━━ Data for the task ━━

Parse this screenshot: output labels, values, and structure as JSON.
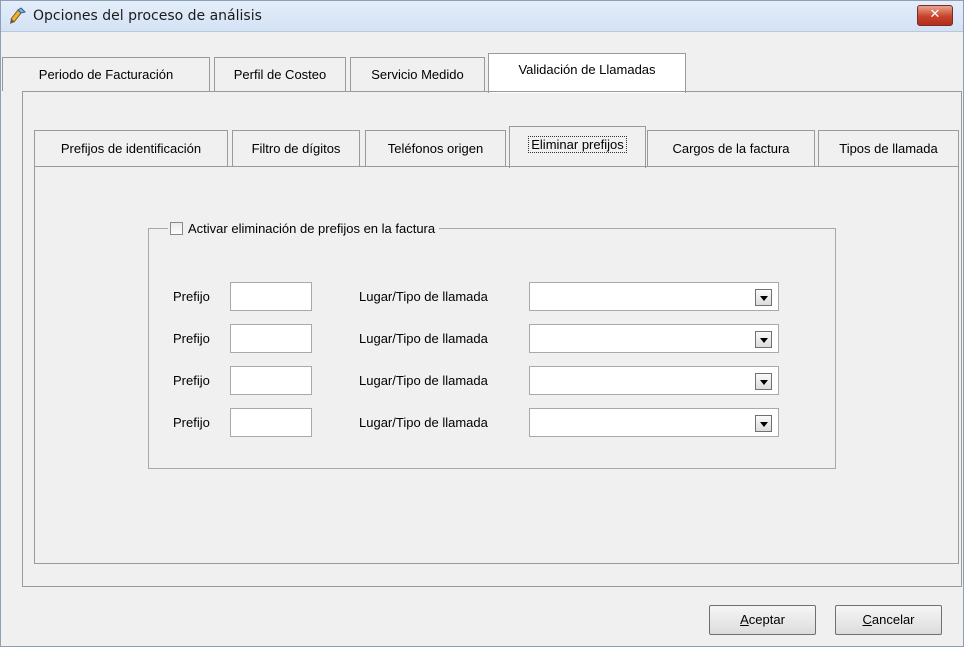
{
  "window": {
    "title": "Opciones del proceso de análisis",
    "close_symbol": "✕"
  },
  "main_tabs": [
    {
      "label": "Periodo de Facturación",
      "selected": false
    },
    {
      "label": "Perfil de Costeo",
      "selected": false
    },
    {
      "label": "Servicio Medido",
      "selected": false
    },
    {
      "label": "Validación de Llamadas",
      "selected": true
    }
  ],
  "sub_tabs": [
    {
      "label": "Prefijos de identificación",
      "selected": false
    },
    {
      "label": "Filtro de dígitos",
      "selected": false
    },
    {
      "label": "Teléfonos origen",
      "selected": false
    },
    {
      "label": "Eliminar prefijos",
      "selected": true
    },
    {
      "label": "Cargos de la factura",
      "selected": false
    },
    {
      "label": "Tipos de llamada",
      "selected": false
    }
  ],
  "group": {
    "checkbox_label": "Activar eliminación de prefijos en la factura",
    "checked": false
  },
  "rows": [
    {
      "prefix_label": "Prefijo",
      "prefix_value": "",
      "place_label": "Lugar/Tipo de llamada",
      "place_value": ""
    },
    {
      "prefix_label": "Prefijo",
      "prefix_value": "",
      "place_label": "Lugar/Tipo de llamada",
      "place_value": ""
    },
    {
      "prefix_label": "Prefijo",
      "prefix_value": "",
      "place_label": "Lugar/Tipo de llamada",
      "place_value": ""
    },
    {
      "prefix_label": "Prefijo",
      "prefix_value": "",
      "place_label": "Lugar/Tipo de llamada",
      "place_value": ""
    }
  ],
  "buttons": {
    "accept": {
      "mnemonic": "A",
      "rest": "ceptar"
    },
    "cancel": {
      "mnemonic": "C",
      "rest": "ancelar"
    }
  },
  "colors": {
    "close_button": "#c8432b",
    "selected_tab": "#ffffff",
    "window_bg": "#f0f0f0"
  }
}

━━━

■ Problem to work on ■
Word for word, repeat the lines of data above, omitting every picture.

■ Written solution ■
Parse this screenshot: output labels, values, and structure as JSON.
{
  "window": {
    "title": "Opciones del proceso de análisis",
    "close_symbol": "✕"
  },
  "main_tabs": [
    {
      "label": "Periodo de Facturación",
      "selected": false
    },
    {
      "label": "Perfil de Costeo",
      "selected": false
    },
    {
      "label": "Servicio Medido",
      "selected": false
    },
    {
      "label": "Validación de Llamadas",
      "selected": true
    }
  ],
  "sub_tabs": [
    {
      "label": "Prefijos de identificación",
      "selected": false
    },
    {
      "label": "Filtro de dígitos",
      "selected": false
    },
    {
      "label": "Teléfonos origen",
      "selected": false
    },
    {
      "label": "Eliminar prefijos",
      "selected": true
    },
    {
      "label": "Cargos de la factura",
      "selected": false
    },
    {
      "label": "Tipos de llamada",
      "selected": false
    }
  ],
  "group": {
    "checkbox_label": "Activar eliminación de prefijos en la factura",
    "checked": false
  },
  "rows": [
    {
      "prefix_label": "Prefijo",
      "prefix_value": "",
      "place_label": "Lugar/Tipo de llamada",
      "place_value": ""
    },
    {
      "prefix_label": "Prefijo",
      "prefix_value": "",
      "place_label": "Lugar/Tipo de llamada",
      "place_value": ""
    },
    {
      "prefix_label": "Prefijo",
      "prefix_value": "",
      "place_label": "Lugar/Tipo de llamada",
      "place_value": ""
    },
    {
      "prefix_label": "Prefijo",
      "prefix_value": "",
      "place_label": "Lugar/Tipo de llamada",
      "place_value": ""
    }
  ],
  "buttons": {
    "accept": {
      "mnemonic": "A",
      "rest": "ceptar"
    },
    "cancel": {
      "mnemonic": "C",
      "rest": "ancelar"
    }
  },
  "colors": {
    "close_button": "#c8432b",
    "selected_tab": "#ffffff",
    "window_bg": "#f0f0f0"
  }
}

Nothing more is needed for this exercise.